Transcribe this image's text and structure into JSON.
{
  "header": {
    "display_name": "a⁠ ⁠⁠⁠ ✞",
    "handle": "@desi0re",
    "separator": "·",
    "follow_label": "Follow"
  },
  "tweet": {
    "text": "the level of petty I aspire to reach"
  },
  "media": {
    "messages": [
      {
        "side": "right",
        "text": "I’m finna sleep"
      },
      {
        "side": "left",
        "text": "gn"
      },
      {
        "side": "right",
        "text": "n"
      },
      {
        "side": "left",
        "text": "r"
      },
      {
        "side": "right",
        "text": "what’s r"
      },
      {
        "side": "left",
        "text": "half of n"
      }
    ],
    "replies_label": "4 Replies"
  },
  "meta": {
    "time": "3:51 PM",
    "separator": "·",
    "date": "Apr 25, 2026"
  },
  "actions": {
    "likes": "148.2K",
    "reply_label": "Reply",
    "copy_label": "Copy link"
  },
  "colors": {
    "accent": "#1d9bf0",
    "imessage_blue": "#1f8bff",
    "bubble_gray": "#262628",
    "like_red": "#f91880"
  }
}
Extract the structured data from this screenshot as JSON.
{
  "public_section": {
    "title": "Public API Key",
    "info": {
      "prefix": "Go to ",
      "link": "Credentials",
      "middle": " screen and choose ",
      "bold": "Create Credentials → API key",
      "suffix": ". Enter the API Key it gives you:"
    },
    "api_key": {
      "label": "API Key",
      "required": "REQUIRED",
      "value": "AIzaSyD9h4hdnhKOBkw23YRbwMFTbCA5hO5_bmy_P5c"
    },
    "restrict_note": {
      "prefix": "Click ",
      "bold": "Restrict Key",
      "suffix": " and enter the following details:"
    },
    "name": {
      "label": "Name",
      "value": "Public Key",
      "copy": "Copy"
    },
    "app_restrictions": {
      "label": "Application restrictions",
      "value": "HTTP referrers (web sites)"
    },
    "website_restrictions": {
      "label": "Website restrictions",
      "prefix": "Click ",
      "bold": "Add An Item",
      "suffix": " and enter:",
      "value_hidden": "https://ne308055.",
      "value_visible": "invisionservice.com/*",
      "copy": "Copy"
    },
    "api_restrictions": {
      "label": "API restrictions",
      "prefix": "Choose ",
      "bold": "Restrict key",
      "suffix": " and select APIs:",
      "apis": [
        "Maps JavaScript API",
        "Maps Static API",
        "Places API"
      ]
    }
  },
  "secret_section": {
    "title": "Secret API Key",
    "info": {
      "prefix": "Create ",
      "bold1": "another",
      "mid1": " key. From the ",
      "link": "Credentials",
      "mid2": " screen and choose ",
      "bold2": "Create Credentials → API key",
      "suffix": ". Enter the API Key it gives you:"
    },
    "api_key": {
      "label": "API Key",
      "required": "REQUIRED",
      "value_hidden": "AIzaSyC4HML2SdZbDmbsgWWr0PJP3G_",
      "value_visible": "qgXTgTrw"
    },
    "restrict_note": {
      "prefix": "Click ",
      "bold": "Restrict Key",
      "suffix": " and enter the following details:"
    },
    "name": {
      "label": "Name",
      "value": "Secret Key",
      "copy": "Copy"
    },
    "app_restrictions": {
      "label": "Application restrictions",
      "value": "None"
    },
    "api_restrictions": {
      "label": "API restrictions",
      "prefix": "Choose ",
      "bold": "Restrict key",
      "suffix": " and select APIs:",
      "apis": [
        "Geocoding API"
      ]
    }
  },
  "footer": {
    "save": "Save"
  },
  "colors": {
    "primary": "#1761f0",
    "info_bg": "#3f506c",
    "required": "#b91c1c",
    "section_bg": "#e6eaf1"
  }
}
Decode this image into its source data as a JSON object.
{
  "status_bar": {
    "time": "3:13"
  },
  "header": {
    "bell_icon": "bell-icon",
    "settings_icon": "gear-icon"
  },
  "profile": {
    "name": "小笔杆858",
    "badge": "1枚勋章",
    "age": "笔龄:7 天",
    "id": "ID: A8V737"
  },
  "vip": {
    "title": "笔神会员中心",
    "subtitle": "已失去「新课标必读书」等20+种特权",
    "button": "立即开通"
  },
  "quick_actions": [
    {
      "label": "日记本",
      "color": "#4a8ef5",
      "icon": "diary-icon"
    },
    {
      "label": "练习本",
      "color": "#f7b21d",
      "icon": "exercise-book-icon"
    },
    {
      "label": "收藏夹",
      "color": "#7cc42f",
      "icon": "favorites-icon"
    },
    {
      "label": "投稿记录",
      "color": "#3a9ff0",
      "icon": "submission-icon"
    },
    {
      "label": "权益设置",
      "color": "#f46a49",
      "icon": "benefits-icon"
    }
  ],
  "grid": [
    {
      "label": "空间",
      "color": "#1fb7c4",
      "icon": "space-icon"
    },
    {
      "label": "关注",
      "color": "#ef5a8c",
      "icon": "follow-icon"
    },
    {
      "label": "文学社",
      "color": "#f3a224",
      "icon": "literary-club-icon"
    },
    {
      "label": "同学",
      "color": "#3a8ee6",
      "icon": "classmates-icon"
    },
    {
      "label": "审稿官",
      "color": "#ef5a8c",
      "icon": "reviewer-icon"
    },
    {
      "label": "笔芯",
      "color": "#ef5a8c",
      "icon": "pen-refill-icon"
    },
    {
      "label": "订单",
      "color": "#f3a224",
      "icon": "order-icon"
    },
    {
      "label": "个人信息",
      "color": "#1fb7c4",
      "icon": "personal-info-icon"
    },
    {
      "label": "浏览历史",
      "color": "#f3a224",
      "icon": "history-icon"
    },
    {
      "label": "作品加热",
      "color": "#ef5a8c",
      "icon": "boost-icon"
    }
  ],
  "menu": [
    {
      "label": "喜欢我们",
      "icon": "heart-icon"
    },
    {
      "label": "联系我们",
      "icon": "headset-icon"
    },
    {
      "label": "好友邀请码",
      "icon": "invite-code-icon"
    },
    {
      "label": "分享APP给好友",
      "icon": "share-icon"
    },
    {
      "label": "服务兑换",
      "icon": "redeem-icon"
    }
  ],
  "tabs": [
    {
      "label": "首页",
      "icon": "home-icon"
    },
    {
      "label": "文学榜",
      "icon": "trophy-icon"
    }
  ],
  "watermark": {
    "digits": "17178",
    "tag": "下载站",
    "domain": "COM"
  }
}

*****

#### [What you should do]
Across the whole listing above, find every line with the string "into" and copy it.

#### [Response area]
Transcribe this image's text and structure into JSON.
Decode this image into its source data as a JSON object.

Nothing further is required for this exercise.